If you would grasp the Christology of Saint Benedict, and make it your own, meditate the Gloria in Excelsis Deo, the Te Deum Laudamus, the Te Decet Laus, and the Athanasian Creed, Quicumque Vult. Even more, open your eyes wide to contemplate the Χριστός Παντοκράτωρ depicted in the apses of so many ancient basilicas and cathedrals. I think always of Cefalù and Monreale in Sicily, but there are hundreds of other churches in which the glorious Face of Christ, full of majesty and mildness, shines from the sanctuary. This, of course, is intimately tied up with the inscription from the book of the prophet Daniel on our monastery’s coat of arms: Illumina faciem tuam super sanctuarium tuum, “Lift up the light of Thy countenance upon Thy sanctuary” (Daniel 9:17).

The vision of the Χριστός Παντοκράτωρ, full of majesty and dread, that fills the gaze of Saint Benedict does not, however, obscure, the vision of the humble Christ who, making Himself very close to men, says in the Prologue of the Holy Rule: “My eyes will be upon you, and My ears will be open to your prayers; and before you call upon Me, I will say unto you, Behold, I am here”.  To these words of Christ, Saint Benedict adds, “What can be sweeter to us, dearest brethren, than this voice of the Lord inviting us? Behold in His loving-kindness the Lord sheweth unto us the way of life” (Prologue). Saint Benedict never loses sight of Him who says, “Come to me, all you that labor, and are burdened, and I will refresh you. Take up my yoke upon you, and learn of me, because I am meek, and humble of heart: and you shall find rest to your souls. For my yoke is sweet and my burden light” (Matthew 11:28–30).

The Most Holy Sacrament of the Altar is where, here and now, we meet the the Χριστός Παντοκράτωρ, full of majesty and dread and the Christ of Extreme Humility, “the Lamb, which was slain from the beginning of the world” (Apocalypse 13:8). You know the magnificent hymn from the Liturgy of Saint James:

Let all mortal flesh keep silent, and stand with fear and trembling, and in itself consider nothing of earth; for the King of kings and Lord of lords cometh forth to be sacrificed, and given as food to the believers; and there go before Him the choirs of Angels, with every dominion and power, the many-eyed Cherubim and the six-winged Seraphim, covering their faces, and crying out the hymn: Alleluia, Alleluia, Alleluia.

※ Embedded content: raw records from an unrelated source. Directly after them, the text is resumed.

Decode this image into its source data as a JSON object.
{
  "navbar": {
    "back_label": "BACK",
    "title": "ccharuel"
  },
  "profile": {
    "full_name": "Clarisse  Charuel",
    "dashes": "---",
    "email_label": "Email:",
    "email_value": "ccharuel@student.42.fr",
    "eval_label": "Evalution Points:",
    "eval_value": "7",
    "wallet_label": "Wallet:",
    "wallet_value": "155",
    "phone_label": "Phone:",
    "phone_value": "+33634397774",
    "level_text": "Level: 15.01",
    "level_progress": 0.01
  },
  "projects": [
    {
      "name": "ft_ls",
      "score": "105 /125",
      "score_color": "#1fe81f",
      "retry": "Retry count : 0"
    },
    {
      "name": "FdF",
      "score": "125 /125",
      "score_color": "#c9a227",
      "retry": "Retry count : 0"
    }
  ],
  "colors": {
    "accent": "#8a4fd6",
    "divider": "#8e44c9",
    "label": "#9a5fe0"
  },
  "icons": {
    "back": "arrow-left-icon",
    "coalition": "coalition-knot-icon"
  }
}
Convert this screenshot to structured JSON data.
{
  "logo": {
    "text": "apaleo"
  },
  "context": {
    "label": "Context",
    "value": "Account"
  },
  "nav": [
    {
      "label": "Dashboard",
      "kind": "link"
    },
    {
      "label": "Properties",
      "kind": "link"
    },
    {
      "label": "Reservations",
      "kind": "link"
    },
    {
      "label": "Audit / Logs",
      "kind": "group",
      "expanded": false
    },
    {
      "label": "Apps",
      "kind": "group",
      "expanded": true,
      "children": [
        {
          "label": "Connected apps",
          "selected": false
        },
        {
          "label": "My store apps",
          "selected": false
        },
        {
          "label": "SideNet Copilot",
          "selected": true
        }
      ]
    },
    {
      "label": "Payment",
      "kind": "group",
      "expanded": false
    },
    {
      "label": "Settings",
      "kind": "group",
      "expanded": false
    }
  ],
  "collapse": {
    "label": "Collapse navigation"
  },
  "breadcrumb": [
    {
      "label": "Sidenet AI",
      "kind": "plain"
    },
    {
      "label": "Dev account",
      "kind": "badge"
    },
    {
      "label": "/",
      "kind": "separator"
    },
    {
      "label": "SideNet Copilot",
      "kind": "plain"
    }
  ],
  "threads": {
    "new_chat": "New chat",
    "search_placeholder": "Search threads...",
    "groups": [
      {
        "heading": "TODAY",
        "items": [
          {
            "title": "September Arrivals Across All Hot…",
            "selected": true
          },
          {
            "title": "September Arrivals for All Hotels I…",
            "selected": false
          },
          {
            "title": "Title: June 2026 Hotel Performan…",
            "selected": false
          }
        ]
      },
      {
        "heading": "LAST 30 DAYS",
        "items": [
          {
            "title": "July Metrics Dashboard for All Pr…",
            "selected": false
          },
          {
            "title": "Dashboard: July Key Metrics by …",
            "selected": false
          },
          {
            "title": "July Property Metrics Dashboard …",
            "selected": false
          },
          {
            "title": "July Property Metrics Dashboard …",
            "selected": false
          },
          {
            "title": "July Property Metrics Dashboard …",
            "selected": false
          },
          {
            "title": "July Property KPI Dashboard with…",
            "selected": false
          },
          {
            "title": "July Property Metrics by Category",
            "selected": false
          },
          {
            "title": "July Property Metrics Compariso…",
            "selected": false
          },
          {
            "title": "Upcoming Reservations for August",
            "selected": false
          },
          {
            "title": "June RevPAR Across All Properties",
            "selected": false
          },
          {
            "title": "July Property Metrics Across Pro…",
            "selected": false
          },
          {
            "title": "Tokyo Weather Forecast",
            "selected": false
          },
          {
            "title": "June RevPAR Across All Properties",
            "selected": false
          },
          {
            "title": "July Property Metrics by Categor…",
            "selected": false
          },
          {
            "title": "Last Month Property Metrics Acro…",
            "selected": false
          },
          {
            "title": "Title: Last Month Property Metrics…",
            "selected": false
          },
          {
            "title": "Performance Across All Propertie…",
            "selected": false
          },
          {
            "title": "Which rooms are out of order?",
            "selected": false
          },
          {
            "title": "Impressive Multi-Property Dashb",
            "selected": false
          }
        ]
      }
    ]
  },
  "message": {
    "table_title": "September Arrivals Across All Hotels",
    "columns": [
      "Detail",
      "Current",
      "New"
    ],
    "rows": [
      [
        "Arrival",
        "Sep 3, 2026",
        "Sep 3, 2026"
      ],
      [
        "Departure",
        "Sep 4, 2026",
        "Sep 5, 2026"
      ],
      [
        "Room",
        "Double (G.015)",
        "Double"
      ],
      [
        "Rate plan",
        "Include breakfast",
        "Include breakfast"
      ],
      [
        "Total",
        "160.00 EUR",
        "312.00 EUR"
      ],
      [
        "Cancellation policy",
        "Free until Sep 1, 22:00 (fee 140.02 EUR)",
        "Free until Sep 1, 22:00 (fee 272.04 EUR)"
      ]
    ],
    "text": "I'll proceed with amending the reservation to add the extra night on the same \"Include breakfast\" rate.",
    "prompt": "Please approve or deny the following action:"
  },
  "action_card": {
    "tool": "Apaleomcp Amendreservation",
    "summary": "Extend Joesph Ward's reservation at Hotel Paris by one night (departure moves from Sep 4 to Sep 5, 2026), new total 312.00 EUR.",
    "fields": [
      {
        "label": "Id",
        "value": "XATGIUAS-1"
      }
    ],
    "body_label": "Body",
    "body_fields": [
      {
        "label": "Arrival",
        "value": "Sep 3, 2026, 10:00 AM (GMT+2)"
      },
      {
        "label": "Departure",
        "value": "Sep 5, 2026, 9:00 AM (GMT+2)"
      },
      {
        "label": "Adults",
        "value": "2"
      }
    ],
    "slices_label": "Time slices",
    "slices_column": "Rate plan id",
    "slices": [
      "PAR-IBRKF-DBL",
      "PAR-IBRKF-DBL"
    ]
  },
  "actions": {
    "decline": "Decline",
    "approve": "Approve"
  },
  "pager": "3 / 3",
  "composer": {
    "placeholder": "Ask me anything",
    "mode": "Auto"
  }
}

“Face to face”, says Saint Ambrose, “Thou hast made Thyself known to me, O Christ, for I have found Thee in Thy mysteries”. This liturgical contemplation of Christ leads to the encounter with Christ at every hour and in every place in the monastery. In the abbot, there is Christ; in the sick brother, Christ; in the young and in the old, Christ; in the pilgrim and in the guest, Christ; in one another and, especially, in the least among us, Christ. It is this comprehensive Christological vision that confers upon Benedictine life its wonderful unity. In modern times, the most eloquent proponent of this comprehensive Christological vision is Blessed Abbot Marmion, as set forth in his trilogy: Christ the Life of the Soul, Christ in His Mysteries, Christ the Ideal of the Monk. Always Christ.

Amor meus, pondus meum, said Saint Augustine, that is, “I go in the direction of my heart’s weight”. So it is with our father Saint Benedict. Everything in Saint Benedict goes towards Christ, gravitates to Christ. I pray that it may so with us who are his sons. “For where thy treasure is, there is thy heart also” (Matthew 6:21).